Data about app and page elements
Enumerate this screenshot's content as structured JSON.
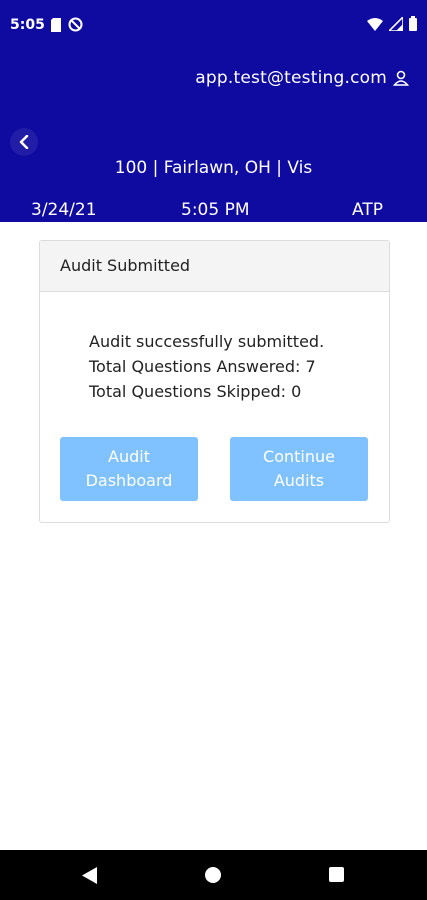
{
  "status_bar": {
    "time": "5:05"
  },
  "header": {
    "user_email": "app.test@testing.com",
    "location": "100 | Fairlawn, OH | Vis",
    "date": "3/24/21",
    "time": "5:05 PM",
    "code": "ATP"
  },
  "card": {
    "title": "Audit Submitted",
    "lines": [
      "Audit successfully submitted.",
      "Total Questions Answered: 7",
      "Total Questions Skipped: 0"
    ],
    "buttons": {
      "dashboard": "Audit\nDashboard",
      "continue": "Continue\nAudits"
    }
  },
  "colors": {
    "header_bg": "#0f0aa0",
    "button_bg": "#80c2ff",
    "nav_bg": "#000000"
  }
}
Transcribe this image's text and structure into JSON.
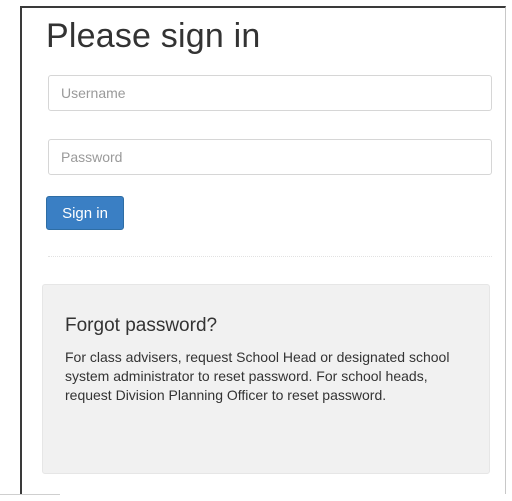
{
  "login": {
    "title": "Please sign in",
    "username_placeholder": "Username",
    "password_placeholder": "Password",
    "signin_label": "Sign in"
  },
  "forgot": {
    "heading": "Forgot password?",
    "body": "For class advisers, request School Head or designated school system administrator to reset password. For school heads, request Division Planning Officer to reset password."
  },
  "colors": {
    "primary_button": "#3a7fc4",
    "well_background": "#f1f1f1",
    "text": "#333333"
  }
}
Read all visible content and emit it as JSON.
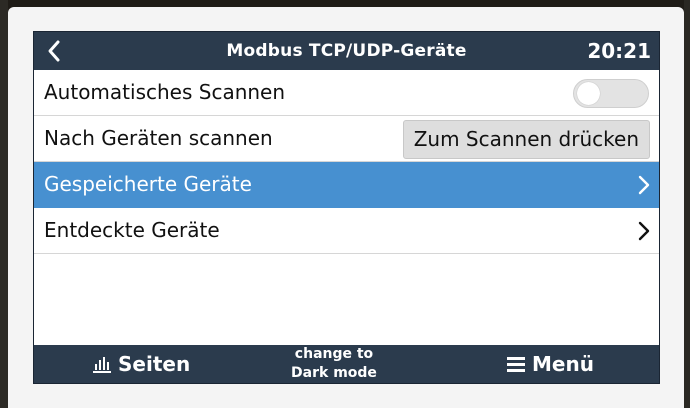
{
  "header": {
    "title": "Modbus TCP/UDP-Geräte",
    "time": "20:21",
    "back_icon": "chevron-left-icon"
  },
  "list": {
    "auto_scan": {
      "label": "Automatisches Scannen",
      "toggle_on": false
    },
    "scan_devices": {
      "label": "Nach Geräten scannen",
      "button_label": "Zum Scannen drücken"
    },
    "saved_devices": {
      "label": "Gespeicherte Geräte",
      "selected": true,
      "icon": "chevron-right-icon"
    },
    "discovered_devices": {
      "label": "Entdeckte Geräte",
      "icon": "chevron-right-icon"
    }
  },
  "footer": {
    "pages_label": "Seiten",
    "pages_icon": "bar-chart-icon",
    "dark_mode_line1": "change to",
    "dark_mode_line2": "Dark mode",
    "menu_label": "Menü",
    "menu_icon": "hamburger-menu-icon"
  },
  "colors": {
    "header_bg": "#2b3b4d",
    "selected_row": "#4790d0",
    "text": "#111111",
    "toggle_off": "#e3e3e3"
  }
}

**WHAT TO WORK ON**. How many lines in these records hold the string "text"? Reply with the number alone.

**REPLY TO THE EXERCISE**. 3